He said that even if disembodied brains did function more or less as they do now they will still be receiving no input from the outside world whatsoever. “There would be no sights, smells, sounds, or tactile feelings at all. Just an enduring inescapable emptiness”. “I suppose this might be OK for a short while, but for any length of time I doubt any ordinary person would be able to cope.”
The quest for immortality doesn’t end with a ‘brain in a jar,’ however, and for some the ultimate goal of preserving their brain would be a shot at eternal life. In March, new startup Nectome revealed it is trying to develop technology that would preserve the brain while keeping all memories intact and then upload these to a server so a person can experience eternal digital life. The team has already managed to fully preserve a rabbit and pig brain.
Meanwhile, Italian surgeon Sergio Canavero is still determined to carry out the world’s first human head transplant. At the end of last year he claimed he completed the world’s first such operation between two corpses.
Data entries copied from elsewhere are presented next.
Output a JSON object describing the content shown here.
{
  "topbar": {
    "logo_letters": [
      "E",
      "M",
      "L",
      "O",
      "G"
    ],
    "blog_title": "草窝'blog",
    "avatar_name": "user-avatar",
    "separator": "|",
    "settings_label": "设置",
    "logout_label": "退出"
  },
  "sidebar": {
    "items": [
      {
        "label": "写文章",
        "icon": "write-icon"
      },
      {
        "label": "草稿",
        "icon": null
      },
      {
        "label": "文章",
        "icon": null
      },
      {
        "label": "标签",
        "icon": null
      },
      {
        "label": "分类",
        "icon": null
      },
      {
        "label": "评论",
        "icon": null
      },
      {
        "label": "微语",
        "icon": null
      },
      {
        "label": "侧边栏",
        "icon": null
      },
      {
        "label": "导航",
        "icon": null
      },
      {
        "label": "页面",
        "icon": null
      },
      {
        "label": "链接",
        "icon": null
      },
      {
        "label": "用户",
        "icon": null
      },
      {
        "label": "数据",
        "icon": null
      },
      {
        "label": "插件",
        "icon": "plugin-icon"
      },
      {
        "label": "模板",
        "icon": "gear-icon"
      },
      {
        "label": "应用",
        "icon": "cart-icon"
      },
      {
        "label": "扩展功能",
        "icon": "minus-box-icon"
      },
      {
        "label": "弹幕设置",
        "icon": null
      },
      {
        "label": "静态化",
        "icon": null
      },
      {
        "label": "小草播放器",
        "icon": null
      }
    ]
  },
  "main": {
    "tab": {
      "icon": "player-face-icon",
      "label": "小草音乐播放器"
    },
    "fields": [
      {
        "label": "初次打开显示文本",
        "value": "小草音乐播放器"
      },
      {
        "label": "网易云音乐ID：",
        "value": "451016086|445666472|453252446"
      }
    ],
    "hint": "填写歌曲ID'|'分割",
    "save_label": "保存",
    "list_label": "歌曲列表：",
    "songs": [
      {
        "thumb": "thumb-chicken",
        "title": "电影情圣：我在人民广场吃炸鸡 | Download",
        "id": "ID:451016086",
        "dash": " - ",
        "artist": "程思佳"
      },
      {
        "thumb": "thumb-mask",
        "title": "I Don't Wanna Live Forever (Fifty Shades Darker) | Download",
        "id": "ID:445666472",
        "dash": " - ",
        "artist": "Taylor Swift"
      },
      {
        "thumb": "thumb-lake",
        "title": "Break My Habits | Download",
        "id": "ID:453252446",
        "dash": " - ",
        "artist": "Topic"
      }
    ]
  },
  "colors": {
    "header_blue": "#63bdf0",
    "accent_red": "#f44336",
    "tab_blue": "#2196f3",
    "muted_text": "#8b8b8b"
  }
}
A 30-year-old Russian man who suffers from Werdnig-Hoffmann disease put himself forward as a volunteer for the transplant in 2015, prompting ethical concerns from the wider scientific community.
“I would not wish this on anyone,”said Dr. Hunt Batjer, former president of the American Association for Neurological Surgeons. “I would not allow anyone to do it to me as there are a lot of things worse than death.” In their paper‘Operation Frankenstein: Ethical reflections of human head transplantation,’ Joshua Cuoco and John R. Davy from the New York Institute of Technology College of Osteopathic Medicine argued the procedure could cause substantial psychological difficulty and result in a dramatic alteration of a person’s personality and memories.
“On the contrary, cognitive sciences have suggested that human cognition does not solely originate within the brain parenchyma; rather, humans exhibit an embodied cognition where our body participates in the formation of self,” the scientists warned. Neuroscientists at the fore of this experimental research are calling for discussion around the ethics of their work but argued that these difficult questions should not halt their progress.